*** Opening Extracted data ***

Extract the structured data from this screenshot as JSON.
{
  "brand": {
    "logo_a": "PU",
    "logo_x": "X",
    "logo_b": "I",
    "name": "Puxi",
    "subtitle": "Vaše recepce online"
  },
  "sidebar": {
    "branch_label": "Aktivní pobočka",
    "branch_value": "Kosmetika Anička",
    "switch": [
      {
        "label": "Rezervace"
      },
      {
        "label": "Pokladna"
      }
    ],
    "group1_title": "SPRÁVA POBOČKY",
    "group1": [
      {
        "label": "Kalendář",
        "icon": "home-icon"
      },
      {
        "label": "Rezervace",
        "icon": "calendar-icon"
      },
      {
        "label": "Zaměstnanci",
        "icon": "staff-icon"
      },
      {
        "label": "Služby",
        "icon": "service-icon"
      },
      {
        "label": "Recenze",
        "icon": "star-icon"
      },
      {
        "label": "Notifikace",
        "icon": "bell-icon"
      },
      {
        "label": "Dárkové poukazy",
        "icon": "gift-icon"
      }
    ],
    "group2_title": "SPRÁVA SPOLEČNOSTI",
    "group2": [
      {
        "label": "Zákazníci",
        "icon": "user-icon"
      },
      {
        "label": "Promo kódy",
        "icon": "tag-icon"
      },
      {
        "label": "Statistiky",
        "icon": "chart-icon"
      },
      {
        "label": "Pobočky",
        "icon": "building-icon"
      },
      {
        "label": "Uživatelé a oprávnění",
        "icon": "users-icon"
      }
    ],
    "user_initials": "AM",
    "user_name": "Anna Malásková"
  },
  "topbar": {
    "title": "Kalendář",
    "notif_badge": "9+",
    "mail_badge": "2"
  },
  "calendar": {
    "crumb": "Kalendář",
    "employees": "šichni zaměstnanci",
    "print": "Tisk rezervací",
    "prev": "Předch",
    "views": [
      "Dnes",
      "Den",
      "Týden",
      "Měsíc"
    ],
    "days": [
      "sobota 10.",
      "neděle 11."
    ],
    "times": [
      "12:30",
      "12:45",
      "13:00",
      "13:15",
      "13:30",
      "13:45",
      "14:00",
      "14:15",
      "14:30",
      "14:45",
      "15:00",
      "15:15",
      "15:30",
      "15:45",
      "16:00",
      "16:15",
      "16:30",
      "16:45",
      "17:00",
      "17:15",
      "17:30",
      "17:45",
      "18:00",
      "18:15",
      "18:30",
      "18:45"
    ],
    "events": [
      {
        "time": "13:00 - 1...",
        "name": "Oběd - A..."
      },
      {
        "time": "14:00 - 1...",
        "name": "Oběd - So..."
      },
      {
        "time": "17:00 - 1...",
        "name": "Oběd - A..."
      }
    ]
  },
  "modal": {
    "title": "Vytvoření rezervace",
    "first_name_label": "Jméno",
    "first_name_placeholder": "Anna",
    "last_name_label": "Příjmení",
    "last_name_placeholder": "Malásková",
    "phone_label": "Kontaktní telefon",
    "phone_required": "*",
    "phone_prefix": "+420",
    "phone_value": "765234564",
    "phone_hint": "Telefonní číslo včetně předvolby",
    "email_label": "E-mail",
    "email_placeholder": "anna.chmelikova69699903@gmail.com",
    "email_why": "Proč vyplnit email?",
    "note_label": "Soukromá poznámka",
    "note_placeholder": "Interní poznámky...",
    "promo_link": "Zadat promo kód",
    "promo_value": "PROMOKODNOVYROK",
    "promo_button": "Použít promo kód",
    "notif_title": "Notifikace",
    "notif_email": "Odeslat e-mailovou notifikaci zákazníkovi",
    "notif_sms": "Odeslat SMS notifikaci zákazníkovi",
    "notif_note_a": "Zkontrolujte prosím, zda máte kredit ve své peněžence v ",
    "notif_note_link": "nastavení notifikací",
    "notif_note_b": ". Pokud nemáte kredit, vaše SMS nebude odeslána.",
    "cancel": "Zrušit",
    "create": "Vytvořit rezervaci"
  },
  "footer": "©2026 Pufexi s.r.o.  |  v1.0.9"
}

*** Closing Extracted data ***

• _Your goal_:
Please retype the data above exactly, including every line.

• _Answer space_:
Extract the structured data from this screenshot as JSON.
{
  "brand": {
    "logo_a": "PU",
    "logo_x": "X",
    "logo_b": "I",
    "name": "Puxi",
    "subtitle": "Vaše recepce online"
  },
  "sidebar": {
    "branch_label": "Aktivní pobočka",
    "branch_value": "Kosmetika Anička",
    "switch": [
      {
        "label": "Rezervace"
      },
      {
        "label": "Pokladna"
      }
    ],
    "group1_title": "SPRÁVA POBOČKY",
    "group1": [
      {
        "label": "Kalendář",
        "icon": "home-icon"
      },
      {
        "label": "Rezervace",
        "icon": "calendar-icon"
      },
      {
        "label": "Zaměstnanci",
        "icon": "staff-icon"
      },
      {
        "label": "Služby",
        "icon": "service-icon"
      },
      {
        "label": "Recenze",
        "icon": "star-icon"
      },
      {
        "label": "Notifikace",
        "icon": "bell-icon"
      },
      {
        "label": "Dárkové poukazy",
        "icon": "gift-icon"
      }
    ],
    "group2_title": "SPRÁVA SPOLEČNOSTI",
    "group2": [
      {
        "label": "Zákazníci",
        "icon": "user-icon"
      },
      {
        "label": "Promo kódy",
        "icon": "tag-icon"
      },
      {
        "label": "Statistiky",
        "icon": "chart-icon"
      },
      {
        "label": "Pobočky",
        "icon": "building-icon"
      },
      {
        "label": "Uživatelé a oprávnění",
        "icon": "users-icon"
      }
    ],
    "user_initials": "AM",
    "user_name": "Anna Malásková"
  },
  "topbar": {
    "title": "Kalendář",
    "notif_badge": "9+",
    "mail_badge": "2"
  },
  "calendar": {
    "crumb": "Kalendář",
    "employees": "šichni zaměstnanci",
    "print": "Tisk rezervací",
    "prev": "Předch",
    "views": [
      "Dnes",
      "Den",
      "Týden",
      "Měsíc"
    ],
    "days": [
      "sobota 10.",
      "neděle 11."
    ],
    "times": [
      "12:30",
      "12:45",
      "13:00",
      "13:15",
      "13:30",
      "13:45",
      "14:00",
      "14:15",
      "14:30",
      "14:45",
      "15:00",
      "15:15",
      "15:30",
      "15:45",
      "16:00",
      "16:15",
      "16:30",
      "16:45",
      "17:00",
      "17:15",
      "17:30",
      "17:45",
      "18:00",
      "18:15",
      "18:30",
      "18:45"
    ],
    "events": [
      {
        "time": "13:00 - 1...",
        "name": "Oběd - A..."
      },
      {
        "time": "14:00 - 1...",
        "name": "Oběd - So..."
      },
      {
        "time": "17:00 - 1...",
        "name": "Oběd - A..."
      }
    ]
  },
  "modal": {
    "title": "Vytvoření rezervace",
    "first_name_label": "Jméno",
    "first_name_placeholder": "Anna",
    "last_name_label": "Příjmení",
    "last_name_placeholder": "Malásková",
    "phone_label": "Kontaktní telefon",
    "phone_required": "*",
    "phone_prefix": "+420",
    "phone_value": "765234564",
    "phone_hint": "Telefonní číslo včetně předvolby",
    "email_label": "E-mail",
    "email_placeholder": "anna.chmelikova69699903@gmail.com",
    "email_why": "Proč vyplnit email?",
    "note_label": "Soukromá poznámka",
    "note_placeholder": "Interní poznámky...",
    "promo_link": "Zadat promo kód",
    "promo_value": "PROMOKODNOVYROK",
    "promo_button": "Použít promo kód",
    "notif_title": "Notifikace",
    "notif_email": "Odeslat e-mailovou notifikaci zákazníkovi",
    "notif_sms": "Odeslat SMS notifikaci zákazníkovi",
    "notif_note_a": "Zkontrolujte prosím, zda máte kredit ve své peněžence v ",
    "notif_note_link": "nastavení notifikací",
    "notif_note_b": ". Pokud nemáte kredit, vaše SMS nebude odeslána.",
    "cancel": "Zrušit",
    "create": "Vytvořit rezervaci"
  },
  "footer": "©2026 Pufexi s.r.o.  |  v1.0.9"
}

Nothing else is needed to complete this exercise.